How to Get Paddling In the Winter when you’d rather not
In an ideal world, NYC would be a tropical place. And less crowded and less noisy, cleaner, etc. Not the point. It’s winter and it snows and it stays below freezing for weeks sometimes. What to do when you absolutely need your water time but the environment seems to want to kill you? As soon as October comes around, you plan to paddle from NYC to Miami hoping you’ll be chasing down the warmer weather!
I confess, that was the idea behind a south bound trip: To escape the winter. That’s how much I don’t like freezing temps. I rather paddle 1500 miles than stay up here and endure this. Little did we know we would brave 28F degrees in NJ, frost in N and S Carolina that made sleeping impossible for me, a 40F weather system that weirdly went through north GA and landlocked us for nearly a week in Tybee, and snow, yes, snow in Florida! More than chasing down the warmer weather, we dragged the winter with us down the coast. It was our fault, guys. Sorry!
While I do not enjoy winter at all, probably for the lack of exposure to it during my 31 years on this planet, when it comes to getting on the water, I convince myself it’s great, beautiful, badass, simple and easy to paddle in 20F weather. I take photos of empty waterways when they are super busy in the summer, snowy docks, the gear I get into to make this bearable and oh those freezing smiles on our faces when we are out there. Why do we go if we really don’t want to? Well, because we need to.
Necessity drives us to great extremes. Before getting hooked on a water sport, did you ever think you’d be on/in the water in the snow? Of course not, you were not crazy. But now that you are (hooked on water sports AND crazy), you’re researching the best winter gear, you’re glued to your weather apps and plan your weekend around your water time. Still, some serious motivation might be required to get you to waters edge. Here are a few things that get me out of the house and into my drysuit:
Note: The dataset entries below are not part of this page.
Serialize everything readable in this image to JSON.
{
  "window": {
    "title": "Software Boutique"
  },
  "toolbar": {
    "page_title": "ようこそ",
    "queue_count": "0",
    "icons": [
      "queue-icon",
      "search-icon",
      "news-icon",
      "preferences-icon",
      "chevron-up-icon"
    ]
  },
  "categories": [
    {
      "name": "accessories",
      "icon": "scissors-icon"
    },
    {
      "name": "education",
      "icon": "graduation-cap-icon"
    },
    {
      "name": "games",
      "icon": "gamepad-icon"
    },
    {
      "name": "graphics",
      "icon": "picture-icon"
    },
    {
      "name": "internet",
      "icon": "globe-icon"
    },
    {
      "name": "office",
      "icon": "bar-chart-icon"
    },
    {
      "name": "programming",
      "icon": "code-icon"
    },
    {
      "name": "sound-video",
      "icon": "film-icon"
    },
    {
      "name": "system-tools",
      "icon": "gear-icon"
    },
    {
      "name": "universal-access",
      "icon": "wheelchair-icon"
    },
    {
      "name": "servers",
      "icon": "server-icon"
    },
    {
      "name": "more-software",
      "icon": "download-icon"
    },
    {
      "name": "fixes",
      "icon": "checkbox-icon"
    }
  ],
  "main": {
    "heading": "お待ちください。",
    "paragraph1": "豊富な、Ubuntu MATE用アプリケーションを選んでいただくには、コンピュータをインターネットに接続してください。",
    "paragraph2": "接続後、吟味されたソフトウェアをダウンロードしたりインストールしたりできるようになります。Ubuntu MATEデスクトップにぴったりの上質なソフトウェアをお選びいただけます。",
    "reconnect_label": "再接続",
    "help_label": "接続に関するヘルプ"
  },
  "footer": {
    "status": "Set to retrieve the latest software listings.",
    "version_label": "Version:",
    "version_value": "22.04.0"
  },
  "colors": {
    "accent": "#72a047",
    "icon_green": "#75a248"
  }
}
Find a paddling group, befriend the weirdo that you’ve seen paddling out there when nobody else is out, join a paddling club. If your partner does not paddle, make them give you ride or wait for you with a warm thermos. Make it a social thing. When you have others expecting you to show up, it commits you to it. We have 2 text message groups, a facebook page and email chains and we check in with each other every day to see who is going out at what time. Social media is a big driver, too. Did you guys see the Polar Paddle posts last weekend? So awesome. If my aunt’s tiny car could’ve driven in that snow storm I would’ve been there. A 4wheel drive has been added to the list! But without even having to travel, social media connects us to the world. Most notoriously, groups like The 100 Paddle Challenge, where paddlers from all over keep track of their water time and enthusiastically support each other and encourage each other to get out there, and it works! Sometimes we only go out because we have to post those 3.7 miles we braved to the boat basin and back. It. Works. Join in!
Drysuits and proper layering make any harmful weather feel warm and cozy inside. Since you tend to sweat a bit inside the drysuit, under layer that wick moisture away from the skin are the way to go, an insulated layer when temps are really low is necessary. You don’t want to be wet. You lose your body heat to water 5 times faster than to air. Staying dry is key. For the hands and feet, I prefer diving boots or fleece lined neoprene. Land boots can be a hazard if you fall off. They can get really heavy, really fast and if you’re not used to the shock of cold water, it might make your re-entry or remounting a dangerous situation. Gloves have to be waterproof and breathable. I usually start of paddling with them and if my hands get warm, I’ll take them off. When I’m on the surfski I wear pogies, sometimes without gloves. Hats! Keep your body heat in your body. Find a good hat that won’t let it escape. Ask what works for others, figuring out what works for you may take some trial and error. And remember the essentials: Leash, PFD, phone and tell someone where you’ll be and at what time you’ll be back and always check in. Always.
May be a race you want to do in the middle of the winter in BVI or Puerto Rico, a paddling trip, early spring event or just keeping up a good paddling habit so when spring comes around you’re ready to go 5th gear. We all paddle less when it’s cold. It’s ok. This doesn’t have to be a mission against all odds, find a rhythm that’s healthy and keeps you active. Mix it up with other activities. I hear snowboarding and skiing are great during these seasons. Staying active is key. When that warmest day of the week comes around, you’re ready to hit the waters with determination and energy and how it good it feels will fuel your patience for the next good weather window and energize your other workouts.
No matter how bad winter gets, the planet keeps spinning and spring is closer every day. Paddle with joy, y’all!